In the past five years, the second hand market for baby gear has expanded to include any and all types of gear from safety gates, clothing, toys and everything in between. Unlike car seats, strollers never expire which means that if you find one that has only been lightly used and is of high quality, it can be a solid investment with a little bit of maintenance. Many charities do not take strollers for liability reasons which means a lot of baby gear that otherwise has a lot of life left, ends up in a landfill.
The amount of options out there for strollers can be overwhelming, consult this checklist before you buy one and remember to always test it out in person.
Here are 5 Things to Consider before Buying a Second Hand Stroller:
1. What will be the stroller’s primary function?
Is it your main stroller? Will you be using it throughout the year in snow and ice? Do you use it like a car? Is it a back up stroller for grandparents? Is it for airline travel only? Are you a runner and need a stroller for races or hikes? Is it only to be used for mall outings and kept in the trunk of your car? Will you need to add another seat for baby no. 2? There is no point looking for a larger stroller with all terrain wheels if it’s going to be sitting in your trunk or garage taking up space. Similarly, if you need a stroller that will be abused by every day salt/slush and rain, you might not bother with anything that has tiny foam wheels and has an easy fold, those features won’t matter to you as much if it will just be open on your porch most of the time. Back up strollers should be cheap and effective you don’t need all the bells and whistles for occasional use.
2. You don’t need to break the bank
Age is not an indicator of quality. In fact, some of the older strollers are sturdier and if well maintained or lightly used, can outlast any of the newer models. The only catch is if the stroller has been discontinued or the company that manufactured it no longer exists. There are instances where it is still possible to get replacement parts, so check with the manufacturer or an authorized repair centre if you’re looking at a model that is discontinued. Don’t rule out a cheaper option for a stroller you are only going to use once or twice. If you just need a travel stroller for quick airplane trips, a $40 or $50 umbrella stroller will do the trick.
3. Check EVERYTHING
Go in person to check out a stroller, try to avoid sending someone else in lieu of you unless you trust them to check everything thoroughly. When engaged, brakes should stop BOTH rear wheels evenly. If it feels as if there is a brake on the front wheels, it means they are stiff and either need to be cleaned out or replaced.

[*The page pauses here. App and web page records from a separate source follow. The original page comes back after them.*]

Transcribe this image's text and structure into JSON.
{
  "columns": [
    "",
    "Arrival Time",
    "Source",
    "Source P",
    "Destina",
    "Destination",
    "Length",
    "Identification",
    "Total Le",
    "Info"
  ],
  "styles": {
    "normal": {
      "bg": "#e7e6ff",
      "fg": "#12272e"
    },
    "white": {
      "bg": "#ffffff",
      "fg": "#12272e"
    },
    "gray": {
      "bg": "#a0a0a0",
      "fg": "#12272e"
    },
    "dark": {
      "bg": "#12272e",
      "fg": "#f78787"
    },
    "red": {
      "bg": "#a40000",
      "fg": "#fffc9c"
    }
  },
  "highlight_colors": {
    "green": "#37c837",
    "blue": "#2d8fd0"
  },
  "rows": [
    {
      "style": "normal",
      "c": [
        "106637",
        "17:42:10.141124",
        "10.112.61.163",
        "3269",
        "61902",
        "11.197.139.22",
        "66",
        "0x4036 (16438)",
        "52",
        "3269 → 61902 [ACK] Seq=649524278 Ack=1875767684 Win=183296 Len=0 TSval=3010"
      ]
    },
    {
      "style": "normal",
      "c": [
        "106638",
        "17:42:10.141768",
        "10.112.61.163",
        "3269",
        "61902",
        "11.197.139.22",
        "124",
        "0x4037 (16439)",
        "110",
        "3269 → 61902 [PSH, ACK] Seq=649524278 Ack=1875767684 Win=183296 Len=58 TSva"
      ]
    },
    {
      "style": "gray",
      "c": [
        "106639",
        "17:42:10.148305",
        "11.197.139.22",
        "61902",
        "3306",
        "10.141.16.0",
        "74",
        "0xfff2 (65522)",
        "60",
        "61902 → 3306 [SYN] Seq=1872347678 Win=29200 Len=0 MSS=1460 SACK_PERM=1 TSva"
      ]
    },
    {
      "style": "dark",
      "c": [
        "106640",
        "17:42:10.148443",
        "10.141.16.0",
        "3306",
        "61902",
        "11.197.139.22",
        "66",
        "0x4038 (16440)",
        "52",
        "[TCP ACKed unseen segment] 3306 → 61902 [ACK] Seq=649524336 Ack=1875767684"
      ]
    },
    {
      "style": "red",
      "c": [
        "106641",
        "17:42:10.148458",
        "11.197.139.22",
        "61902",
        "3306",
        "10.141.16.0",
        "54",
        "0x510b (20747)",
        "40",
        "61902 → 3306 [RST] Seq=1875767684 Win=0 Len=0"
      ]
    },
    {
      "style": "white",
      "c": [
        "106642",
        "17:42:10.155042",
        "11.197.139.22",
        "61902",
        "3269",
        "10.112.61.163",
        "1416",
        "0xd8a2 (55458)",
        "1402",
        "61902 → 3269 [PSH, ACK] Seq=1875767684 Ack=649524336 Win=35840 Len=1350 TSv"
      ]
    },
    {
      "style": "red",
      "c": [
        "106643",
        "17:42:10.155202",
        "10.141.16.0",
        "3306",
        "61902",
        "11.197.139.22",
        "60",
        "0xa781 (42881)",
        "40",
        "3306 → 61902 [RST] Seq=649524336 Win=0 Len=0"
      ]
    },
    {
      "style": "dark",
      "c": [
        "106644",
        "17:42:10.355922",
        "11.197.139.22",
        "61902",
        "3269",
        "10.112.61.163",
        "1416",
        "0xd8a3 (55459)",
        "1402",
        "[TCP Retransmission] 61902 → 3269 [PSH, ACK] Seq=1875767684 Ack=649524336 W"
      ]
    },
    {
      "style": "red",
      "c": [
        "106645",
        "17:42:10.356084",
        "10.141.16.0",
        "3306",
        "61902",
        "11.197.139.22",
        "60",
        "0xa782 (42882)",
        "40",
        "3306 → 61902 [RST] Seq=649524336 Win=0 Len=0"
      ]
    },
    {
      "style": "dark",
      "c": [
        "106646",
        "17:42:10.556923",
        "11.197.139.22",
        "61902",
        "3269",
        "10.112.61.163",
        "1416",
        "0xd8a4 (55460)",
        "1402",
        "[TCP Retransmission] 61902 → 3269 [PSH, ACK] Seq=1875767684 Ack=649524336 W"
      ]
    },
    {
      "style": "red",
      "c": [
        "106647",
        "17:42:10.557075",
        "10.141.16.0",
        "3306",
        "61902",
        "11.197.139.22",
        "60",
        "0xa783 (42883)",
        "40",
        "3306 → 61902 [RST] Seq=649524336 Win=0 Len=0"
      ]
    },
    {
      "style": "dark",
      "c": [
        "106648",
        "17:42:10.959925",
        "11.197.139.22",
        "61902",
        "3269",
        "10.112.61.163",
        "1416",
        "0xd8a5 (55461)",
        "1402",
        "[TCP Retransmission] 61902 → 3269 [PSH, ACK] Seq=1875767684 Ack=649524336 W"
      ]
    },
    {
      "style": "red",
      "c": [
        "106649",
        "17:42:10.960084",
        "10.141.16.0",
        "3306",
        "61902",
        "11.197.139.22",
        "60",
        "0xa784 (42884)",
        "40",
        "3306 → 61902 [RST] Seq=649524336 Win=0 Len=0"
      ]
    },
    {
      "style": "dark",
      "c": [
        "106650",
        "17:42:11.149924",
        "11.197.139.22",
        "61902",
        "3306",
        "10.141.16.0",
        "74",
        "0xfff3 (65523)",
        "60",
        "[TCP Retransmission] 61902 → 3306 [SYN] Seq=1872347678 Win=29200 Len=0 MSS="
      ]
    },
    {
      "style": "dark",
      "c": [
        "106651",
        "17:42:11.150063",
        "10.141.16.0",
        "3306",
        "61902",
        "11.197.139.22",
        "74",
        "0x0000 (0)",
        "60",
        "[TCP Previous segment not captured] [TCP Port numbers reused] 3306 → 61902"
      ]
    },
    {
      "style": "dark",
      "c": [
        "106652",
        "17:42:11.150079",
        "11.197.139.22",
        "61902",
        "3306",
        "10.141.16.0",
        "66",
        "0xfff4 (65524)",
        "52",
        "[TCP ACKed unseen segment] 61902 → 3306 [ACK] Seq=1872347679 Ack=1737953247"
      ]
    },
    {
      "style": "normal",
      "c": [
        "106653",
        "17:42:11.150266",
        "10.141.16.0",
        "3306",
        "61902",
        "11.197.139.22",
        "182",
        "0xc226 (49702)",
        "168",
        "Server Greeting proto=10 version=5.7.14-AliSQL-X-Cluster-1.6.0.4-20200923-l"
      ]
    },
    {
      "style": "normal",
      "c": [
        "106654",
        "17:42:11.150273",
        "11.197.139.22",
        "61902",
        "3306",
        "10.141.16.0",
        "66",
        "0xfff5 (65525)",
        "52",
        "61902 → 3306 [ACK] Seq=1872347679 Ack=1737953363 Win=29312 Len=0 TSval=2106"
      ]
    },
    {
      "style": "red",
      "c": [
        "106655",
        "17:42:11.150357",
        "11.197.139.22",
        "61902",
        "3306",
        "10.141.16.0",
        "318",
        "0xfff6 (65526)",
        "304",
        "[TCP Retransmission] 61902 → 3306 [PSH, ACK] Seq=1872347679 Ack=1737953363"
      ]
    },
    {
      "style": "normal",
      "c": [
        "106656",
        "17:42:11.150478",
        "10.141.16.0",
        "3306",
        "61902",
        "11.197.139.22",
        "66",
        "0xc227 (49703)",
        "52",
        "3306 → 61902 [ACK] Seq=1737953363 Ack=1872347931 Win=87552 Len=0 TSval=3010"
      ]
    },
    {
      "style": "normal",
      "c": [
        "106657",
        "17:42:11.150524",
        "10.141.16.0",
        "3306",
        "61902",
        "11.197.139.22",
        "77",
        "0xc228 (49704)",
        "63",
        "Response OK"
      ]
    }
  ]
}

Make sure the stroller folds without too much effort bearing in mind that some models are just trickier in general and you may need to practice to get the hang of it. Some stroller models need work if they are too difficult to fold and if you use too much force, parts can break. Check the tires to make sure there are no flats (INCLUDING FOAM!) it happens. And if possible, test the stroller with weight in it. You won’t get a true sense of the push and feel without putting weight in the stroller. Bear in mind if you’re maxing out the weight limit, it will be harder to push.
4. Take your time
Try not to test a stroller out when its dark outside or when you’re in a hurry, you could miss something. If you are sensitive to soaps with scent or perfume and worried about this causing a rash or allergies for you baby, ask the seller what kind of products were used to clean the stroller, if any. Smoke and pet smells are harder to remove and no amount of perfumed (ie. chemically based soap) will mask it.
5. Be flexible!
You may not get the exact model you want but keep your options open. A mom in your community might have something that is similar to what you want at a higher price but once you factor in travel time and gas, it really evens out. Also, ask your friends and relatives if they are ready to part with something, you might be able to get a stroller for free!